Nvidia’s graphics card sales surge, but are cryptocurrency miners the major buyers?

Nvidia GeForce GTX 1080 Ti

Nvidia has just revealed its latest financial figures for Q4 (financial year 2018) which set a new record for revenue, powered by strong growth in the sales of graphics cards.

Headline revenue reached $2.91 billion (around £2.1 billion, AU$3.75 billion), a 34% increase compared to the same quarter last year. The firm’s GPU business represented the lion’s share of that money, raking in $2.46 billion (around £1.75 billion, AU$3.15 billion), which was up 33% year-on-year.

The majority of that GPU revenue was driven by GeForce graphics cards (the gaming division), which took $1.74 billion (around £1.25 billion, AU$2.25 billion), representing impressive growth levels.

Mining for details

But who is buying those GeForce cards? And how are cryptocurrency miners fitting into this picture of surging sales?

As Polygon reports, Nvidia’s chief financial officer, Colette Kress, admitted that “strong demand in the cryptocurrency market exceeded our expectations”, on the one hand, and that GPUs sold to miners represented a “higher percentage of revenue” compared to the last quarter. Sales were up, then, and by a decent chunk by the sound of things.

However, Kress wasn’t any more specific than this, saying that the exact increase in sales to cryptocurrency miners was “difficult to quantify”.

In its earnings call, Nvidia was also keen to make the point that the surge in GeForce sales was down to all manner of factors, including “new games, holiday-season demand, iCafe upgrades, esports and cryptocurrency mining.”

Notice what was mentioned last there: principally gaming, esports, and, oh yes, mining as well.

On top of that, CFO Kress clearly stated that: “Our main focus remains on our core market, as cryptocurrency will likely remain volatile.” And she further predicted that next quarter, cryptocurrency revenue is expected to flat-line.

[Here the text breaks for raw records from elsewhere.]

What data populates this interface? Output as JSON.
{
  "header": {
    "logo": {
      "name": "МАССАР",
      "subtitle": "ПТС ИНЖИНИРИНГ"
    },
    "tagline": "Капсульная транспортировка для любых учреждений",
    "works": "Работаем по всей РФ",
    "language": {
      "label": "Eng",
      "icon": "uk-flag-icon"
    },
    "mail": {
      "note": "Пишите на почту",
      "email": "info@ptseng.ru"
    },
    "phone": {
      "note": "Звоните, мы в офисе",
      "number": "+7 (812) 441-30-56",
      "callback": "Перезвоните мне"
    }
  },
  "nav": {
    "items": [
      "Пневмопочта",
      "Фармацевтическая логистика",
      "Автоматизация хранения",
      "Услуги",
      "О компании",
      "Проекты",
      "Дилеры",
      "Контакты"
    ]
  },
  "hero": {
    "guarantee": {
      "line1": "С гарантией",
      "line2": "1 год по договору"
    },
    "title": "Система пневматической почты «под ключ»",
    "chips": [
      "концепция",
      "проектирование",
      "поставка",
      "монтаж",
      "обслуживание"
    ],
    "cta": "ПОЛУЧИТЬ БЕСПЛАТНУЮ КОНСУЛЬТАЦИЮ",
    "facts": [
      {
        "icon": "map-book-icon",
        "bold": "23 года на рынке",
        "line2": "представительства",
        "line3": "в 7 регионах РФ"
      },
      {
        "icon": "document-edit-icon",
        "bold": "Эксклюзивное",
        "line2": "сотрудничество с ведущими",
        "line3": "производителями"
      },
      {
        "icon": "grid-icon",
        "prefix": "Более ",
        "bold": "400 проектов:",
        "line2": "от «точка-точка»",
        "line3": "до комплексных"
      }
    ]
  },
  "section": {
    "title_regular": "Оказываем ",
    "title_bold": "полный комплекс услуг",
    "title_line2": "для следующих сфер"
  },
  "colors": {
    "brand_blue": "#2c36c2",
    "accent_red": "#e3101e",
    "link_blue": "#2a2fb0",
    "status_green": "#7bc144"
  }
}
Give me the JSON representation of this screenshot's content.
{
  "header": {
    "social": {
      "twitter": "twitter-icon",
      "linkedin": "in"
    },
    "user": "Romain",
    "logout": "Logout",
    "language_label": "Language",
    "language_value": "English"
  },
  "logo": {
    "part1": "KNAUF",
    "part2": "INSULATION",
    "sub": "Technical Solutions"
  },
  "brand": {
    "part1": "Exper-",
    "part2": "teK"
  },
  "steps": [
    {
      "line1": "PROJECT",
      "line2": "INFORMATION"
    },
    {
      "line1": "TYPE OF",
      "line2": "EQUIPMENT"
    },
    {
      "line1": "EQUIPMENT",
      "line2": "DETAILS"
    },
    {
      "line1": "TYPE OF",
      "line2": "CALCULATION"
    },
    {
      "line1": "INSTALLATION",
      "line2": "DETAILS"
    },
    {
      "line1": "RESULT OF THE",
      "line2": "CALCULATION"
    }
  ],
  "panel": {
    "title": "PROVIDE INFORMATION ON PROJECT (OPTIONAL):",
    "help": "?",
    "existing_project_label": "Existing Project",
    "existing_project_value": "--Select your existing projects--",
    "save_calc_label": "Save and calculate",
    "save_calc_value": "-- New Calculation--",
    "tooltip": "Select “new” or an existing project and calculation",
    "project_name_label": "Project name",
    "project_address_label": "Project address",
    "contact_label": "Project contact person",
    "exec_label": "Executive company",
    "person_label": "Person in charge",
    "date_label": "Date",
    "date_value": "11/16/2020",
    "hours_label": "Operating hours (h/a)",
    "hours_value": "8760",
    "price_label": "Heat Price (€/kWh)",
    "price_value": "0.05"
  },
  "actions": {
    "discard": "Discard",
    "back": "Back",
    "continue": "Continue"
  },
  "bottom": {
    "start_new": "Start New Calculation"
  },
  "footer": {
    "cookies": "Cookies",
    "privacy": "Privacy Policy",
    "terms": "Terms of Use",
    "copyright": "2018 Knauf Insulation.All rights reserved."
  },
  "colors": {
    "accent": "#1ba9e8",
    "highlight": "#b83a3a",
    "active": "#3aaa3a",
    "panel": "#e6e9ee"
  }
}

Bulk buy backlash

To be fair to Nvidia, it is doubtless difficult to quantify exactly where GeForce GPUs are ending up after they’ve left the shelves. And the company is making moves to try to defend gamers against the current GPU shortage, and it’s at least trying to prevent miners from bulk buying graphics cards with its advice to retailers of late.

But, we feel that there is something of a damage limitation effort going on here, in terms of the potential embarrassment caused by the fact that gamers are struggling to actually find reasonably priced graphics cards these days.

Nvidia’s CEO Jensen Huang commented: “We’re working really hard to get GPUs out into the marketplace for the gamers. And we’re doing everything we can to advise e-tailers and system builders to serve the gamers.”

As we already mentioned, we’ve seen evidence of that action at the end of January, with several retailers attempting to move in favor of gamers (Micro Center in the US, Memory Express in Canada, and Newegg to a certain extent with some bundle deals).

Maybe we’ll see further moves from other retail outlets trying to put the GPU ball back in the gamer’s court. But for now, it’s a case of holding out and hoping things get better with supply (incidentally, Huang wouldn’t be drawn when it came to questions about exactly what the production and supply problems were, and whether video RAM was the major bottleneck).

In the big picture, though, profits are well up, and things are looking pretty rosy for Nvidia, with investors – and arguably retailers – unlikely to care whether those piles of GeForce cards are being sold to gamers, miners, or indeed small furry creatures from Alpha Centauri.

Darren is a freelancer writing news and features for TechRadar (and occasionally T3) across a broad range of computing topics including CPUs, GPUs, various other hardware, VPNs, antivirus and more. He has written about tech for the best part of three decades, and writes books in his spare time (his debut novel - 'I Know What You Did Last Supper' - was published by Hachette UK in 2013).